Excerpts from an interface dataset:
########

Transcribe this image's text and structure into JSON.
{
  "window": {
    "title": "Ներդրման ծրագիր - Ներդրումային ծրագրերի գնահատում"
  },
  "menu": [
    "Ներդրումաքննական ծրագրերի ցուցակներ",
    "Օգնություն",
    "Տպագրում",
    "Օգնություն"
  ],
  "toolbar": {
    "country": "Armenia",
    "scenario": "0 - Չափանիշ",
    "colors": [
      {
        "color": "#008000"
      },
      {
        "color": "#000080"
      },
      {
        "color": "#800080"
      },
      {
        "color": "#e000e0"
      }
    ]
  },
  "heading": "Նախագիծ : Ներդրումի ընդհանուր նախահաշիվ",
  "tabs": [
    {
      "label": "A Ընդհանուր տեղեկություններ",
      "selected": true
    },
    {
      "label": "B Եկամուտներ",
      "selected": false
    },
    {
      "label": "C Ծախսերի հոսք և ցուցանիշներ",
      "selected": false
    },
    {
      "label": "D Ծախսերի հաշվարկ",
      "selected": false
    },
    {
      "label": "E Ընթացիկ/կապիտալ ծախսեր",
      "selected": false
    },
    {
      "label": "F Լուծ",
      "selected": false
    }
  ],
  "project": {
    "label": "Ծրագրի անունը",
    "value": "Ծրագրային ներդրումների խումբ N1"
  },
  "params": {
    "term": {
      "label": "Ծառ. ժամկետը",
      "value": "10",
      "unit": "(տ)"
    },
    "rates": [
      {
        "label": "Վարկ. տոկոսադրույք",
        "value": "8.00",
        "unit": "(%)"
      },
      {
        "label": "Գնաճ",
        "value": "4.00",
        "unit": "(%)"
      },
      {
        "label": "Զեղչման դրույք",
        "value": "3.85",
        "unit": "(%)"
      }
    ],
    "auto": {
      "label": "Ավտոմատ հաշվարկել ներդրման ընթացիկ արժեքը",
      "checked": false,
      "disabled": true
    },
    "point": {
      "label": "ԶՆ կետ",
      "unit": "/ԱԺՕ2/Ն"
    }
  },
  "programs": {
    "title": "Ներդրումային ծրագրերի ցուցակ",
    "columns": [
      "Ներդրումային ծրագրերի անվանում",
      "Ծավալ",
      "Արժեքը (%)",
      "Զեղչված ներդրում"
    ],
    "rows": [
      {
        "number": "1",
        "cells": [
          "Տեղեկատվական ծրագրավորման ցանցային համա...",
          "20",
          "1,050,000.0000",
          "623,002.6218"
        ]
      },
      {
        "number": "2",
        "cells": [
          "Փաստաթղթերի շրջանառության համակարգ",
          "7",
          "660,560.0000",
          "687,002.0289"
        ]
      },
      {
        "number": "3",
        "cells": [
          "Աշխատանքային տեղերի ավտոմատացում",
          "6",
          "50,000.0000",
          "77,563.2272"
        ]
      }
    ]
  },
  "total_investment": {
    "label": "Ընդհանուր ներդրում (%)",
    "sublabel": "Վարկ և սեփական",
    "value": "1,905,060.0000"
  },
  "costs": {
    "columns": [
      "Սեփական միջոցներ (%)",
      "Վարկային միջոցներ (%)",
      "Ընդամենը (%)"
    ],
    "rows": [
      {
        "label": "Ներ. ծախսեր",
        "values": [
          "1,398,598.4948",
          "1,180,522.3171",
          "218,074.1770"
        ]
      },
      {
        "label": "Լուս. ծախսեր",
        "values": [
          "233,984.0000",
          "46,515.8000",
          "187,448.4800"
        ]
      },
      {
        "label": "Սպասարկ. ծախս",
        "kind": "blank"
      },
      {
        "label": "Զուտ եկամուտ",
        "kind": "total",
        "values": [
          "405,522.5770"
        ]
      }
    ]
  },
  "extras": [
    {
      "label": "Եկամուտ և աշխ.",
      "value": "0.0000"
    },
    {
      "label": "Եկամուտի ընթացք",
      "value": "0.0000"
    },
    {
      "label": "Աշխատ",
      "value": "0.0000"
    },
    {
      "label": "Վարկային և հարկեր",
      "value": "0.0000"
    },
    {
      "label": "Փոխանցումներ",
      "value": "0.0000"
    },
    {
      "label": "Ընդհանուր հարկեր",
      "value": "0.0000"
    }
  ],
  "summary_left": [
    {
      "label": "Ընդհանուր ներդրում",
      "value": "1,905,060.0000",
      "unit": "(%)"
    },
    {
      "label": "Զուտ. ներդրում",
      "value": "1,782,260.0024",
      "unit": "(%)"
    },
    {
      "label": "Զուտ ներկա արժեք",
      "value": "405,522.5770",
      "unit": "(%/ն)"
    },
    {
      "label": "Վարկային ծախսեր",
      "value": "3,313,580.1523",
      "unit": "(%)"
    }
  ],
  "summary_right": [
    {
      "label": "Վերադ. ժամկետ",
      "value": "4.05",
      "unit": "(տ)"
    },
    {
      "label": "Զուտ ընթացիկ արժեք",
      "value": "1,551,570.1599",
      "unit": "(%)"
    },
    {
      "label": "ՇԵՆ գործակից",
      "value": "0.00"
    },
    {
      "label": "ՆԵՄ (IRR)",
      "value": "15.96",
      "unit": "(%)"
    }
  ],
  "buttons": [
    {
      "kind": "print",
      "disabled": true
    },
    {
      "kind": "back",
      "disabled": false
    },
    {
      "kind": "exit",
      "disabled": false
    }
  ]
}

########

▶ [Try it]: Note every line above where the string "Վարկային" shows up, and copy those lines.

▶ [Solution to this task]:
      "Վարկային միջոցներ (%)",
      "label": "Վարկային և հարկեր",
      "label": "Վարկային ծախսեր",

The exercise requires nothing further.